**Items from an interface collection**
▼
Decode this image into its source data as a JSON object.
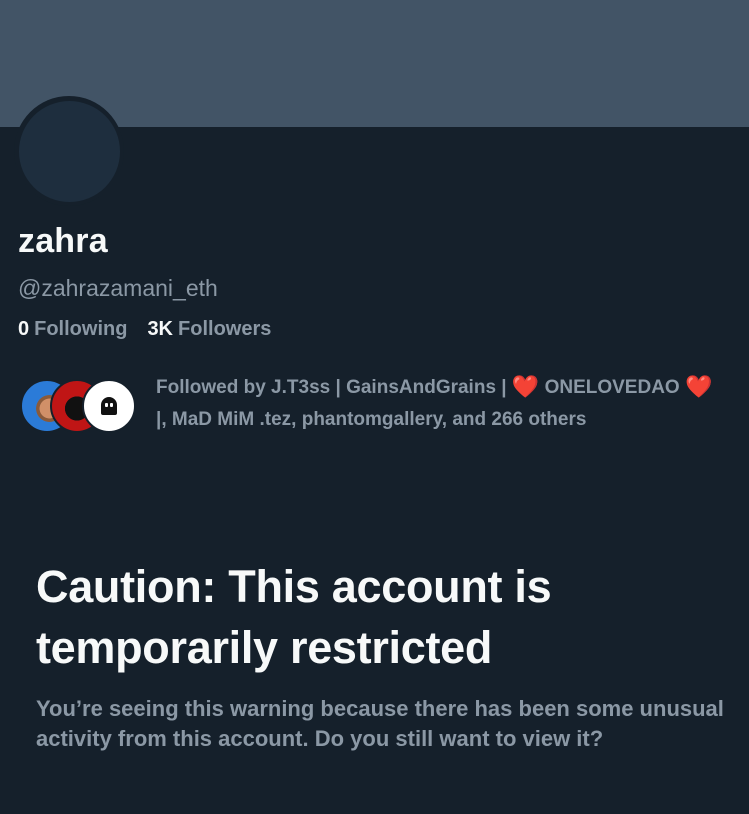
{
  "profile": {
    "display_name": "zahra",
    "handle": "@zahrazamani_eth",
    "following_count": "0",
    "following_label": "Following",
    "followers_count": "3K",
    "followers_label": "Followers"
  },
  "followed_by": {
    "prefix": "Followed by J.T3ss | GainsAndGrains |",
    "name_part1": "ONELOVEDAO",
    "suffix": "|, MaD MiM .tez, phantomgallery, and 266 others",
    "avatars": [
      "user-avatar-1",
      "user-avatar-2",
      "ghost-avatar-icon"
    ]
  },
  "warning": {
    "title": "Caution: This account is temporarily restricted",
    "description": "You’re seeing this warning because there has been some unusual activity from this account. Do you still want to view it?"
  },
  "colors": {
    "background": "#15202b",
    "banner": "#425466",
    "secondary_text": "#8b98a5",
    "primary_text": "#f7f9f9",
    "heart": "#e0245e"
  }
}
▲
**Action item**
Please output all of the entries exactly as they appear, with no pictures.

**Output for this exercise**
Decode this image into its source data as a JSON object.
{
  "profile": {
    "display_name": "zahra",
    "handle": "@zahrazamani_eth",
    "following_count": "0",
    "following_label": "Following",
    "followers_count": "3K",
    "followers_label": "Followers"
  },
  "followed_by": {
    "prefix": "Followed by J.T3ss | GainsAndGrains |",
    "name_part1": "ONELOVEDAO",
    "suffix": "|, MaD MiM .tez, phantomgallery, and 266 others",
    "avatars": [
      "user-avatar-1",
      "user-avatar-2",
      "ghost-avatar-icon"
    ]
  },
  "warning": {
    "title": "Caution: This account is temporarily restricted",
    "description": "You’re seeing this warning because there has been some unusual activity from this account. Do you still want to view it?"
  },
  "colors": {
    "background": "#15202b",
    "banner": "#425466",
    "secondary_text": "#8b98a5",
    "primary_text": "#f7f9f9",
    "heart": "#e0245e"
  }
}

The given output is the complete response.